== Action item ==
For this exercise, retype each line of the material below verbatim and omit any picture.

· · ·

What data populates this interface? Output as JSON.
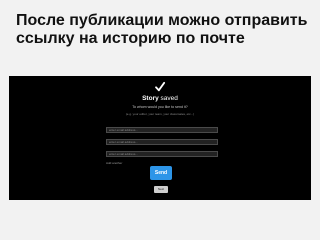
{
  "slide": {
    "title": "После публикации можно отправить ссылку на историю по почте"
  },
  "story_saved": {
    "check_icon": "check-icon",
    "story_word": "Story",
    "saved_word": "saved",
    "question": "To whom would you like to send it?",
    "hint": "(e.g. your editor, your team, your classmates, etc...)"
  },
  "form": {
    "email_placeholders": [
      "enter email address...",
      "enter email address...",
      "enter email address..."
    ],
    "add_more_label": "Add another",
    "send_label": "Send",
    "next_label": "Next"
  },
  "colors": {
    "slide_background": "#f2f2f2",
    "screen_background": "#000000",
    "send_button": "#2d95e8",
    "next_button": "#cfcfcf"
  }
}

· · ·

== Final answer ==
What data populates this interface? Output as JSON.
{
  "slide": {
    "title": "После публикации можно отправить ссылку на историю по почте"
  },
  "story_saved": {
    "check_icon": "check-icon",
    "story_word": "Story",
    "saved_word": "saved",
    "question": "To whom would you like to send it?",
    "hint": "(e.g. your editor, your team, your classmates, etc...)"
  },
  "form": {
    "email_placeholders": [
      "enter email address...",
      "enter email address...",
      "enter email address..."
    ],
    "add_more_label": "Add another",
    "send_label": "Send",
    "next_label": "Next"
  },
  "colors": {
    "slide_background": "#f2f2f2",
    "screen_background": "#000000",
    "send_button": "#2d95e8",
    "next_button": "#cfcfcf"
  }
}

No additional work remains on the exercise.